If somebody guaranteed you $9 for every dollar you invested, would you take the deal? Most people would, but politicians who designed the sequestration process to save money may find it is also a costly exercise, Senior Correspondent Mike Causey says.
Customs and Border Protection became one of the first civilian agencies to notify the union that represents their employees that they want to begin discussing the implementation of furloughs under sequestration. NTEU and AFGE expect to hear from more agencies in the next two weeks if cuts from sequestration go into effect March 1.
The National Treasury Employees Union was informed by Customs and Border Protection that agency-wide furlough notices of up to 14 days will be issued in mid-March as a result of sequestration. CBP told NTEU that it will have to make $754 million in cuts from March 1 through Sept. 30, the end of the current fiscal year.
Colleen Kelley, president of the National Treasury Employees Union, and Federal Times reporter Stephen Losey will discuss sequestration and other issues affecting federal workers.
February 13, 2013

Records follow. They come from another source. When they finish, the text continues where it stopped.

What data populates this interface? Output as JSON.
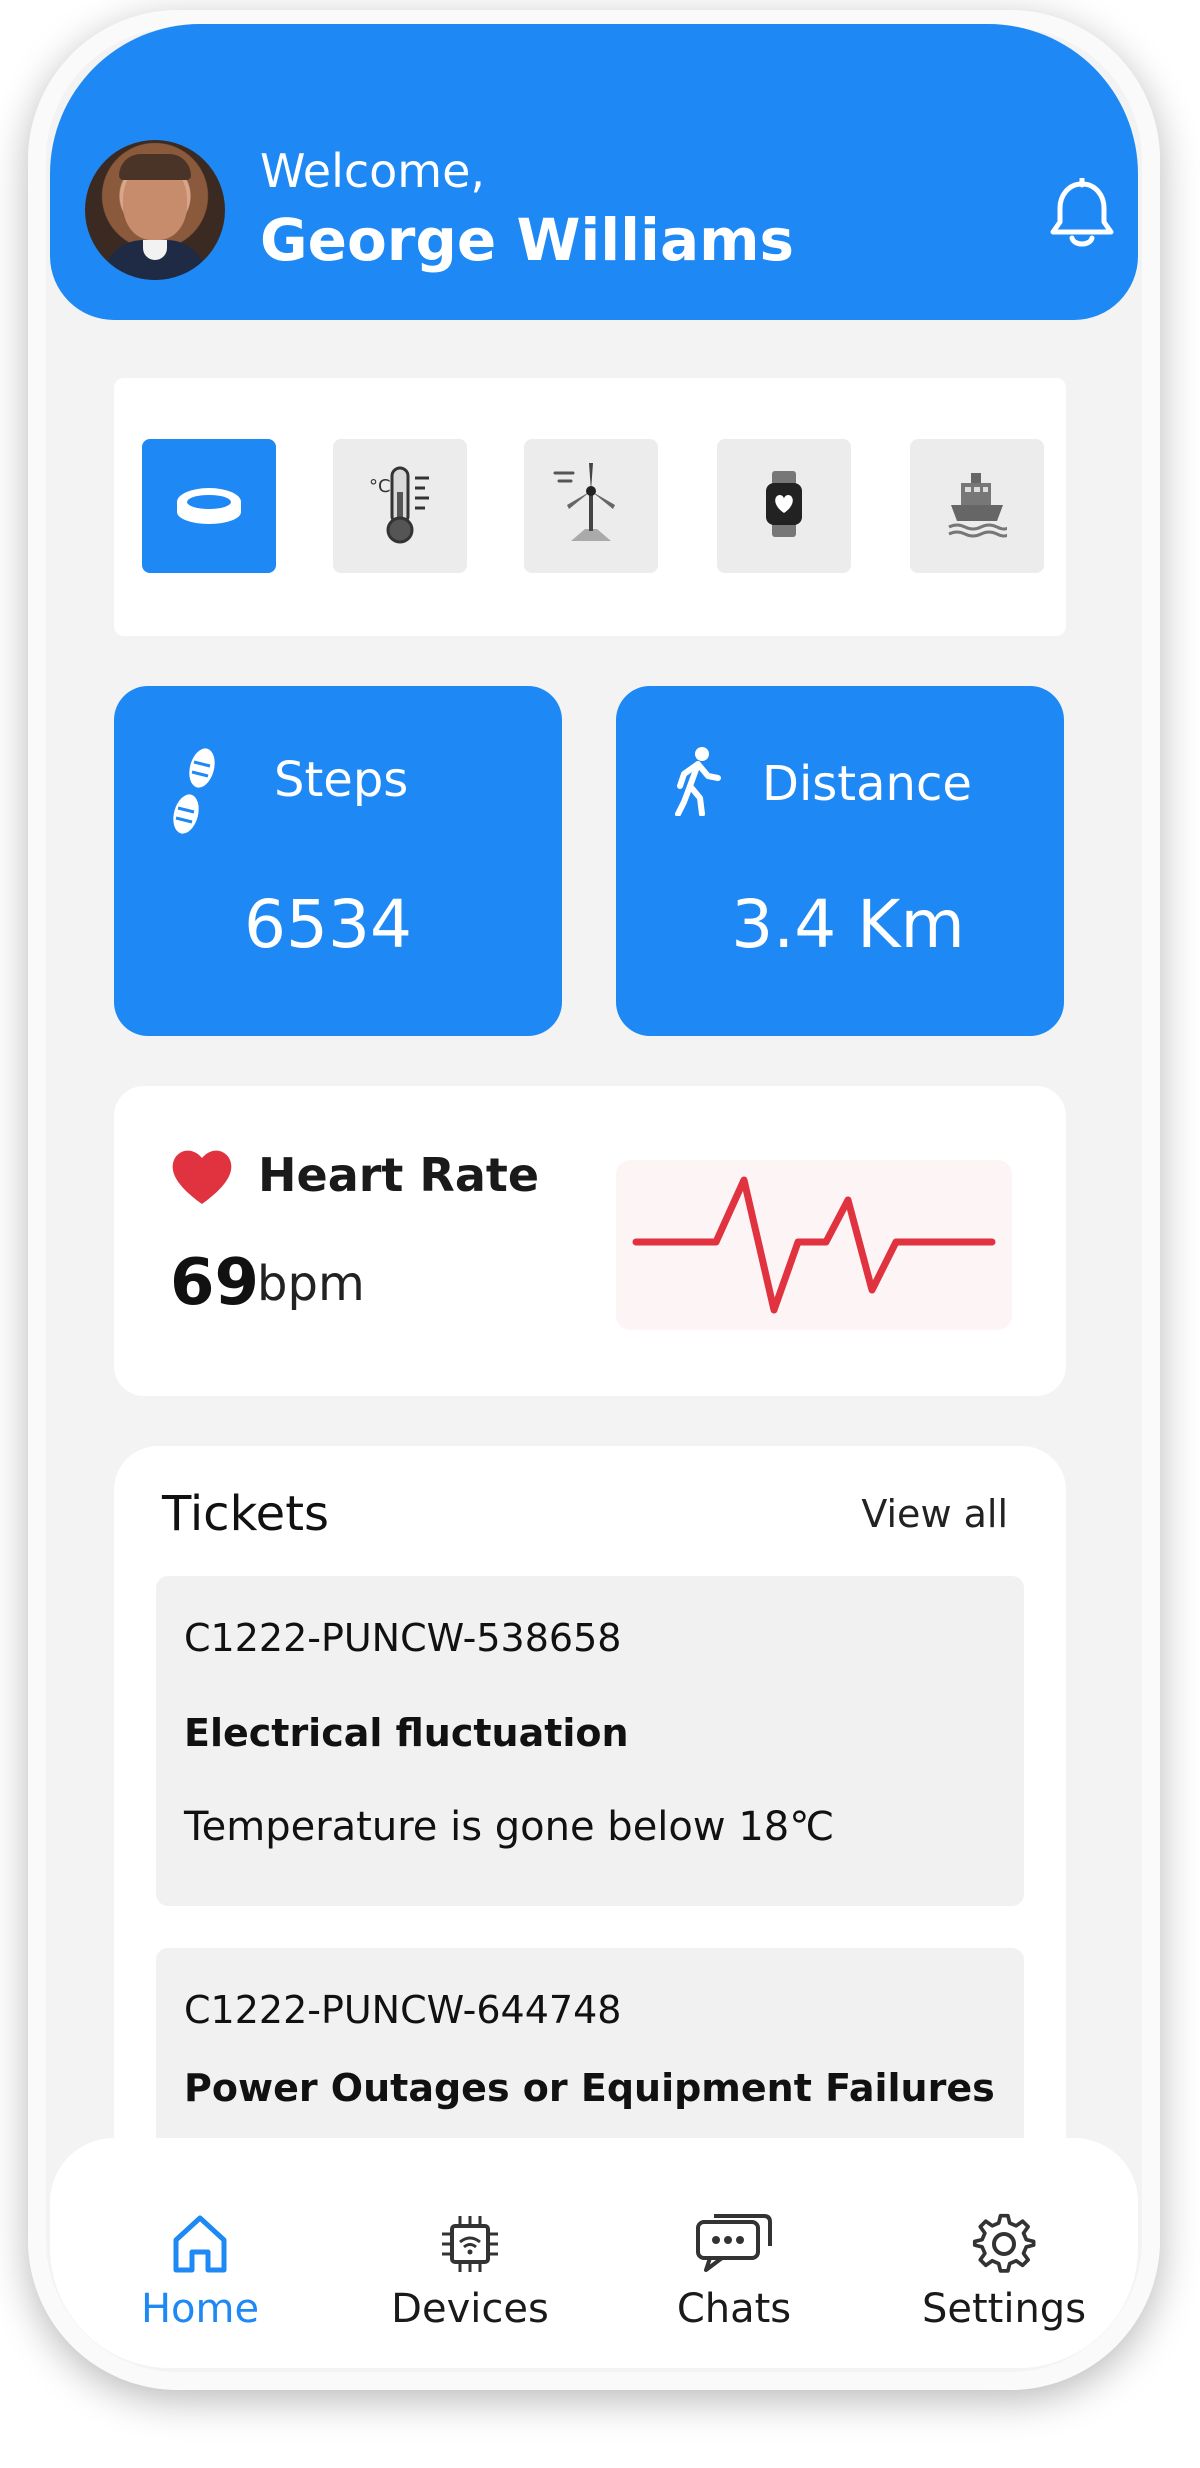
{
  "header": {
    "welcome": "Welcome,",
    "user_name": "George Williams"
  },
  "device_tabs": [
    {
      "name": "ring",
      "icon": "ring-icon",
      "active": true
    },
    {
      "name": "thermometer",
      "icon": "thermometer-icon",
      "active": false
    },
    {
      "name": "wind-turbine",
      "icon": "wind-turbine-icon",
      "active": false
    },
    {
      "name": "smartwatch",
      "icon": "smartwatch-icon",
      "active": false
    },
    {
      "name": "ship",
      "icon": "ship-icon",
      "active": false
    }
  ],
  "stats": {
    "steps": {
      "label": "Steps",
      "value": "6534",
      "icon": "footprints-icon"
    },
    "distance": {
      "label": "Distance",
      "value": "3.4 Km",
      "icon": "walking-person-icon"
    }
  },
  "heart_rate": {
    "title": "Heart Rate",
    "value": "69",
    "unit": "bpm",
    "icon": "heart-icon",
    "color": "#e0323f"
  },
  "tickets": {
    "title": "Tickets",
    "view_all": "View all",
    "items": [
      {
        "id": "C1222-PUNCW-538658",
        "subject": "Electrical fluctuation",
        "description": "Temperature is gone below 18℃"
      },
      {
        "id": "C1222-PUNCW-644748",
        "subject": "Power Outages or Equipment Failures",
        "description": ""
      }
    ]
  },
  "bottom_nav": [
    {
      "label": "Home",
      "icon": "home-icon",
      "active": true
    },
    {
      "label": "Devices",
      "icon": "chip-icon",
      "active": false
    },
    {
      "label": "Chats",
      "icon": "chat-bubbles-icon",
      "active": false
    },
    {
      "label": "Settings",
      "icon": "gear-icon",
      "active": false
    }
  ],
  "colors": {
    "accent": "#1e88f5",
    "background": "#f3f3f4",
    "heart": "#e0323f"
  }
}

Guidance from the administration on what steps federal agencies should take to prepare for potential across-the-board budget cuts has set off a war of words between federal-employee unions and industry groups. The American Federation of Government Employees says guidance exempts contractors at the expense of federal employees, but industry groups say the criticism is misguided.
On the In Depth show blog, you can listen to the interviews, find more information about the guests on the show each day and links to additional resources.
President Barack Obama will recommend a 1 percent pay increase for federal employees in his fiscal 2014 budget request, according to federal-employee unions. The pay increase will apply to both civilian federal workers and military members. The White House is expected to release its full budget request next month.
With the House postponing a vote on extending the federal pay freeze, feds are back on course to get a slight pay increase in March — for the first time in two years. But Andrew Biggs, a resident scholar at the American Enterprise Institute and an expert on public-sector compensation, says that the pressing budget issues the government faces means the issue of federal pay probably isn't going anywhere.